Some boomers are past the empty nest syndrome by many years, yet others may be in the midst of it right now.
This happened to me recently. My husband, Rob and I, took a trip to a state park we used to go to when the kids were young.
As a family, we would hike, bike, picnic and enjoy the beautiful surroundings, as it was a haven for many birds and mammals. While Rob and I had a great time taking pictures and biking through the lush hammock, we couldn’t help but remember what we did with the kids so many years ago.
“Look, there’s the tree the kids climbed and the stones they walked across in the pond.” “Remember when we saw the hawk swoop down and catch a snake?” “Do you see their names carved into the wooden bench?” “Can you find the vine they used to swing from?”
There are so many wonderful memories over the years that we try to recapture, but of course we can’t relive them. That’s when I decided to appreciate the new memories we’d be making right now.

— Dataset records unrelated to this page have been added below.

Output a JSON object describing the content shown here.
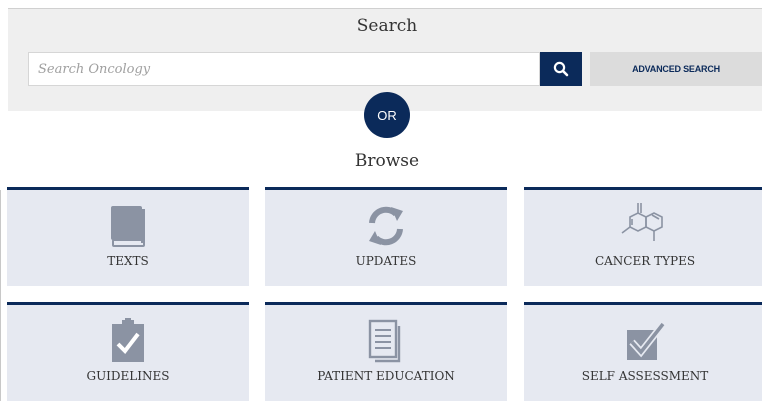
{
  "search": {
    "title": "Search",
    "placeholder": "Search Oncology",
    "value": "",
    "advanced_label": "ADVANCED SEARCH"
  },
  "divider": {
    "or_label": "OR"
  },
  "browse": {
    "title": "Browse",
    "tiles": [
      {
        "label": "TEXTS",
        "icon": "book-icon"
      },
      {
        "label": "UPDATES",
        "icon": "refresh-icon"
      },
      {
        "label": "CANCER TYPES",
        "icon": "molecule-icon"
      },
      {
        "label": "GUIDELINES",
        "icon": "clipboard-check-icon"
      },
      {
        "label": "PATIENT EDUCATION",
        "icon": "document-icon"
      },
      {
        "label": "SELF ASSESSMENT",
        "icon": "checkbox-icon"
      }
    ]
  },
  "colors": {
    "navy": "#0b2a5a",
    "tile_bg": "#e6e9f1",
    "icon_gray": "#8b93a3",
    "panel_bg": "#efefef"
  }
}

As we walked the boardwalk in the Fern Garden, Rob and I held hands and pointed out the special features of nature. “Look at the snake on the vine over there.” “Is that a wild boar or raccoon rustling in the swamp?”
The kids are grown and making their way on their own. But we have these precious new memories to share with them as we move ahead in our lives. While we still have bouts of sadness and nostalgia, there are many more moments of gratefulness and excitement that we can enjoy together as a couple. After all, we, like them, are beginning a new chapter in our lives and we want it to be as wonderful as the first chapter.

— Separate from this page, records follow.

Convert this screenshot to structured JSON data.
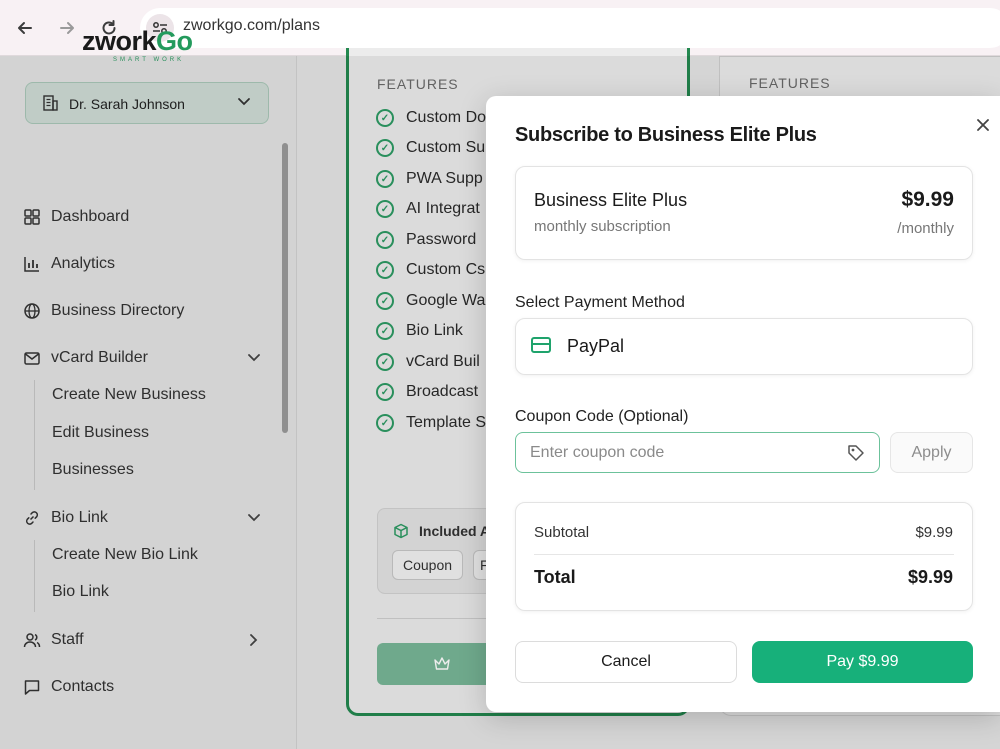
{
  "browser": {
    "url": "zworkgo.com/plans"
  },
  "sidebar": {
    "logo": {
      "brand_a": "zwork",
      "brand_b": "Go",
      "tagline": "SMART WORK"
    },
    "user_name": "Dr. Sarah Johnson",
    "items": [
      {
        "label": "Dashboard",
        "icon": "grid-icon"
      },
      {
        "label": "Analytics",
        "icon": "bar-chart-icon"
      },
      {
        "label": "Business Directory",
        "icon": "globe-icon"
      },
      {
        "label": "vCard Builder",
        "icon": "mail-icon",
        "children": [
          "Create New Business",
          "Edit Business",
          "Businesses"
        ]
      },
      {
        "label": "Bio Link",
        "icon": "link-icon",
        "children": [
          "Create New Bio Link",
          "Bio Link"
        ]
      },
      {
        "label": "Staff",
        "icon": "users-icon"
      },
      {
        "label": "Contacts",
        "icon": "message-icon"
      }
    ]
  },
  "background_cards": {
    "features_title": "FEATURES",
    "features_title_second": "FEATURES",
    "features": [
      "Custom Do",
      "Custom Su",
      "PWA Supp",
      "AI Integrat",
      "Password",
      "Custom Cs",
      "Google Wa",
      "Bio Link",
      "vCard Buil",
      "Broadcast",
      "Template S"
    ],
    "addons_title": "Included A",
    "chips": [
      "Coupon",
      "F"
    ]
  },
  "modal": {
    "title": "Subscribe to Business Elite Plus",
    "plan": {
      "name": "Business Elite Plus",
      "subtitle": "monthly subscription",
      "price": "$9.99",
      "period": "/monthly"
    },
    "payment_label": "Select Payment Method",
    "payment_method": "PayPal",
    "coupon_label": "Coupon Code (Optional)",
    "coupon_placeholder": "Enter coupon code",
    "apply_label": "Apply",
    "summary": {
      "subtotal_label": "Subtotal",
      "subtotal_value": "$9.99",
      "total_label": "Total",
      "total_value": "$9.99"
    },
    "cancel_label": "Cancel",
    "pay_label": "Pay $9.99"
  },
  "colors": {
    "accent": "#17b07a",
    "brand_green": "#239a5c",
    "card_border": "#23884f"
  }
}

I feel very lucky. Some boomers have a hard time sharing or bonding with their partners because they have grown apart, since their children “flew the coop.” If that’s your scenario, you can still connect by remembering those early years when parenting was the forefront of your lives. Perhaps that would give you the incentive to find some area you can share together now, so that you continue your journey into the future with hope, satisfaction and true contentment.
Read more posts by Amy Sherman here. Amy blogs for JenningsWire.